No more representations of Neanderthals as impetuous imbeciles. But the authors of a new reconstruction of the spine of La Chapelle-aux-Saint 1, according to the authors of the new reconstruction of the spine, are arguably the most famous Neanderthal fossil to have been exhumed.
The new reconstruction, which appears in the Proceedings of the National Academy of Sciences, takes in the vertebrae of the spine, as well as the pelvis and a cast of the right hip bone. The hip bone is missing, lost in the 1970s.
Measurements of the pelvis angle in relation to the spine and the way the vertebrae are superimposed suggest that the Neanderthal spine was curved roughly like ours – it slips from the lower back to the waist.
"The posture of Neanderthals is very human," said Martin Häusler of the University of Zurich, Switzerland, who led the study.
Building a pattern of what a spine looks like is a daunting task. In fossils, shock-absorbing disks that fill gaps between vertebrae – and often many vertebrae – have disappeared.
The remaining bones are far from immaculate: millennia past locked in the rock and soil are slowly deformed. This lets scientists guess the curvature of the spine.
Shortly after discovering the skeleton of La Chapelle-aux-Saint in 1908 in central France, French paleontologist Marcellin Boule published a story of what this man looked like. The image was that of a half-man, half-ape folded, with a flat spine, hips and knees bent and a big toe coming out of the foot.
A re-examination of the remains in the 1950s showed that the Neanderthal posture resembled that of modern man.
However, two recent studies – here and here – of Kebara fossils in Israel suggest that Neanderthals may indeed have had a flatter lower spine compared to modern humans. The results have since taken on a controversial hue.

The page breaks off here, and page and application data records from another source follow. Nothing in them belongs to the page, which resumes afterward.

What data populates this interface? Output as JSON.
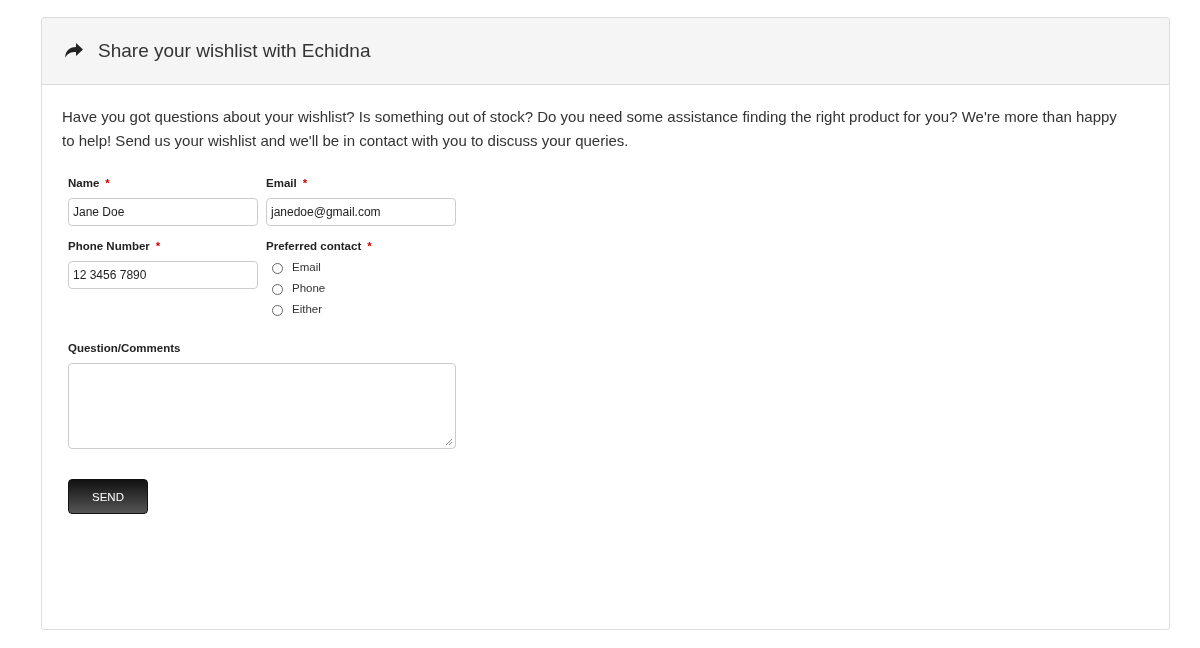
{
  "panel": {
    "title": "Share your wishlist with Echidna"
  },
  "intro": "Have you got questions about your wishlist? Is something out of stock? Do you need some assistance finding the right product for you? We're more than happy to help! Send us your wishlist and we'll be in contact with you to discuss your queries.",
  "fields": [
    {
      "kind": "text",
      "label": "Name",
      "required_mark": "*",
      "value": "Jane Doe"
    },
    {
      "kind": "text",
      "label": "Email",
      "required_mark": "*",
      "value": "janedoe@gmail.com"
    },
    {
      "kind": "text",
      "label": "Phone Number",
      "required_mark": "*",
      "value": "12 3456 7890"
    },
    {
      "kind": "radio",
      "label": "Preferred contact",
      "required_mark": "*",
      "options": [
        {
          "label": "Email",
          "selected": false
        },
        {
          "label": "Phone",
          "selected": false
        },
        {
          "label": "Either",
          "selected": false
        }
      ]
    },
    {
      "kind": "textarea",
      "label": "Question/Comments"
    }
  ],
  "submit": {
    "label": "SEND"
  }
}
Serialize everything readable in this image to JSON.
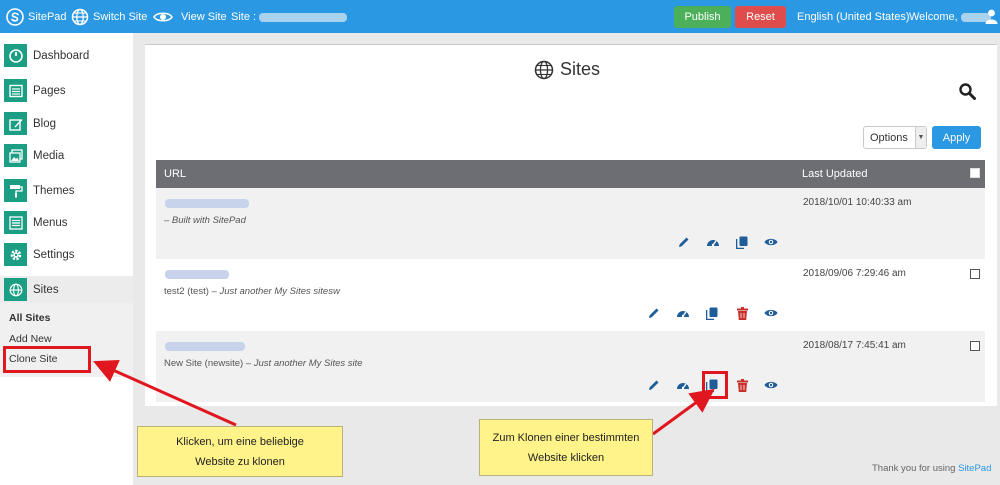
{
  "topbar": {
    "brand": "SitePad",
    "switch_site": "Switch Site",
    "view_site": "View Site",
    "site_label": "Site :",
    "publish": "Publish",
    "reset": "Reset",
    "language": "English (United States)",
    "welcome": "Welcome,"
  },
  "sidebar": {
    "items": [
      {
        "label": "Dashboard",
        "icon": "dashboard-icon"
      },
      {
        "label": "Pages",
        "icon": "pages-icon"
      },
      {
        "label": "Blog",
        "icon": "blog-icon"
      },
      {
        "label": "Media",
        "icon": "media-icon"
      },
      {
        "label": "Themes",
        "icon": "themes-icon"
      },
      {
        "label": "Menus",
        "icon": "menus-icon"
      },
      {
        "label": "Settings",
        "icon": "settings-icon"
      },
      {
        "label": "Sites",
        "icon": "globe-icon"
      }
    ],
    "submenu": [
      "All Sites",
      "Add New",
      "Clone Site"
    ]
  },
  "main": {
    "title": "Sites",
    "options_label": "Options",
    "apply_label": "Apply",
    "columns": [
      "URL",
      "Last Updated"
    ],
    "rows": [
      {
        "desc_plain": "",
        "desc_italic": "– Built with SitePad",
        "updated": "2018/10/01 10:40:33 am",
        "has_checkbox": false,
        "has_delete": false
      },
      {
        "desc_plain": "test2 (test) ",
        "desc_italic": "– Just another My Sites sitesw",
        "updated": "2018/09/06 7:29:46 am",
        "has_checkbox": true,
        "has_delete": true
      },
      {
        "desc_plain": "New Site (newsite) ",
        "desc_italic": "– Just another My Sites site",
        "updated": "2018/08/17 7:45:41 am",
        "has_checkbox": true,
        "has_delete": true
      }
    ]
  },
  "footer": {
    "text": "Thank you for using ",
    "brand": "SitePad"
  },
  "annotations": {
    "callout_left": "Klicken, um eine beliebige Website zu klonen",
    "callout_right": "Zum Klonen einer bestimmten Website klicken",
    "highlight_color": "#e0171e",
    "callout_color": "#fff38a"
  },
  "colors": {
    "accent": "#2a98e3",
    "sidebar_icon": "#1b9e83",
    "publish": "#4cb05a",
    "reset": "#df4c4c",
    "action_icon": "#1f5d99",
    "delete_icon": "#c9302c"
  }
}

"These studies are part of a continuing trend to see Neanderthals as less" human "than ourselves," write Häusler and his colleagues in the new article.
The statement got an immediate rebuttal.
"This is not true," says Asier Gómez Olivencia, from the University of the Basque Country, Spain, whose reconstructions of the spine are more critical.
"A flatter thorn for us is not worse, it's just different. We do not say that they look like skeletons.
Häusler agrees with his new analysis. "We are pretty confident that this is the true form," he says.
One of the problems, he explains, is that all other specimens of Neanderthal – including Kebara specimens – come from sick individuals.
"You have to take that into account," he says, "and you can not just reassemble the spine and then see what it looks like."
Gómez Olivencia is not convinced. "They do not provide enough evidence," he says, "that's my point of view."
Among other researchers in the field, opinions are divided and, cautiously, the sides are taken.
"I am personally impressed by the study," said paleoanthropologist Markus Bastir of the National Museum of Natural History in Madrid, Spain, who did not participate in the study.
"It puts the importance of specific fossils in a larger picture. I am more inclined to the new story with the curvature than that of the right [spine]. "
It is unlikely that this new study is the last word on the issue, he adds. There are only a few Neanderthal specimens to work with, and the reconstructions are still based on the researchers' interpretation.
The derisory number of published specimens is expected to swell, however. Bastir is currently working on anatomical reconstructions of more than 12 Neanderthals discovered in 1994 in El Sidrón cave, in northern Spain.
"Let's see what our future work will bring," he says.